The contact of science with business often raises stereotypes of: “a scientist detached from the reality” and “greedy, ignorant businessman who does not understand the ideas presented to him, and in particular does not see their obvious genius.” They are partly caused by communication problems, in particular regarding the goals and roles of both parties during cooperation.
If a scientist says “I would like to profit from my invention”, then most often he means one of two things:
– “I invented this and now I would like to sell it to people” or
– “I invented this and now I would like someone to pay me for it”.
A common communication problem is that the scientist means the latter, while the investor (for example from a venture capital fund) assumes that the scientist means the former. What the researcher wants to do in the first case is to establish a company whose business will be to provide customers with goods or services based on the developed technology, while what he wants to do in the second case is to sell or license his technology. It is important to think about this issue and define your intentions, because this decision implies what benefits can be expected, what will be the necessary degree of your involvement and who should you present your idea to.
Choosing the first way, i.e. starting a business based on your invention, has a number of advantages, of which the possibility of creating a profitable business is certainly not the least important. Simplifying slightly, it can be said that the sale of licenses generally brings lower profits than its independent commercialization, because the buyer of technology will always purchase it at a price lower than the expected profits from its use. If the founder chooses to introduce technology to the market himself, it will inevitably introduce far-reaching improvements. During the market implementation, the technology will become much more mature, because its development will be based on the reactions of real customers. This increases the value of the technological solution, if in the future the author will want to sell it. The value of “bare idea” is lower than the value of the same idea, which has already passed the crash-test against market realities.

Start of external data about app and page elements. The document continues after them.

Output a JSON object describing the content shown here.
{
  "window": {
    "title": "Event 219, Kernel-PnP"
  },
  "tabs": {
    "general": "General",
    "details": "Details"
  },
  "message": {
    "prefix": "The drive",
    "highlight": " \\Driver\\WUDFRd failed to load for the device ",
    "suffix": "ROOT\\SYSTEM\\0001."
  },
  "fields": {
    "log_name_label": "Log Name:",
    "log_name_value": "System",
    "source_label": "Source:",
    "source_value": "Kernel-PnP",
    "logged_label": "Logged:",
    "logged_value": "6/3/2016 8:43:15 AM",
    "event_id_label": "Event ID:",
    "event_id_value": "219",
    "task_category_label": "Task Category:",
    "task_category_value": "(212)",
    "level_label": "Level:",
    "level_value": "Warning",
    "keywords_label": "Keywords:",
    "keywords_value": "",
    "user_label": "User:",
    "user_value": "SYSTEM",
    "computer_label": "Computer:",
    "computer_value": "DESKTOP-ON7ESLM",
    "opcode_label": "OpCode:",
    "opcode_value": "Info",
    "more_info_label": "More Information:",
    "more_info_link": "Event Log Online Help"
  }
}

Selling your technology also has some advantages. One of them is the transfer of uncertainty and risk related to its future market results to the buyer. In addition, the level of involvement of the inventor in the commercialization project, the time and effort required in the process of introducing technology to the market is always considerable. It may even mean it will be necessary to give up your scientific work to get fully involved in running a business. Certainly not every scientist is willing to change his career path, nor is he necessarily predisposed to be a businessperson. The sale or licensing of technologies definitely reduces the need for the inventor to be personally involved in a commercialization project.

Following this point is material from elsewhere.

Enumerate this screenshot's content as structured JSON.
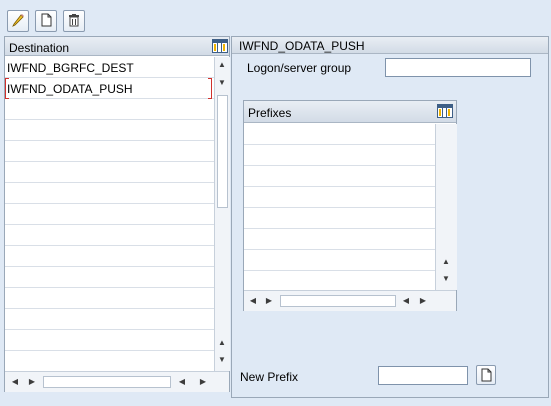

What the venture capital fund does not deal with is the second of the commercialization routes described above. If an inventor comes to the venture capital fund with the attitude: “I have developed my invention, and now you make it into a business” he will be seriously disappointed. The operation of the fund is definitely aimed at the originators who chose the first way – independent development of the project. The concept of “smart money” underlines the importance of a set of additional resources and skills that a good investor brings to the company in addition to money. One of them is business experience. However, the advice and assistance that an investor provides to an inventor in financial, legal, strategic or supervisory matters should not be equated with the removal of managerial responsibilities from him. Scientists not particularly predisposed to develop a business are not necessarily in a lost position. They can compensate their shortcomings by properly selecting a partner or partners. Legendary tandems, such as Wozniak and Jobs or Hewlett and Packard, perfectly illustrate the idea of matching partners with complementary competences. A good venture capital fund is sometimes able to help the originator even in this task. For sure, however, it will not deal with the commercialization of the project on its own.

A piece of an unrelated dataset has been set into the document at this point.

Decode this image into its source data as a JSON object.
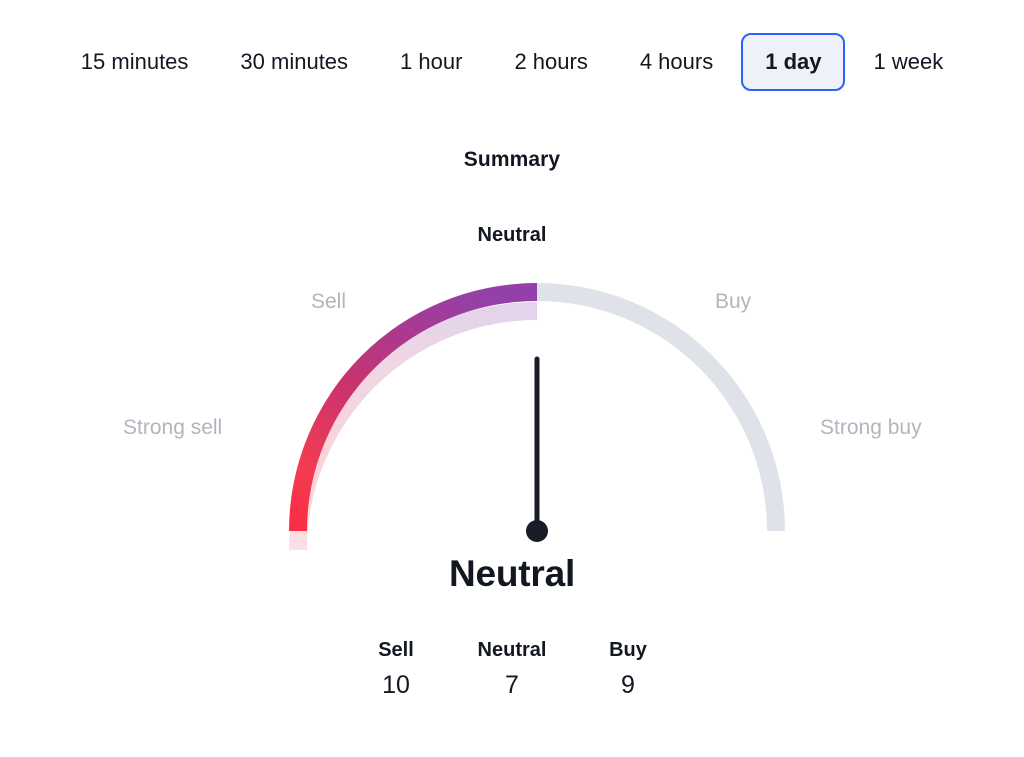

An inventor who definitely does not intend to take a personal role in building a business based on his invention, has a number of possibilities for its commercial use. He can sell intellectual property rights and receive a one-time payment. He can also actively manage his intellectual property by granting licenses for its use. By properly building license agreements, he can derive financial benefits from his invention without losing his property rights. However, in this situation the more appropriate partner for the researcher will be the technology transfer center, not a venture capital fund.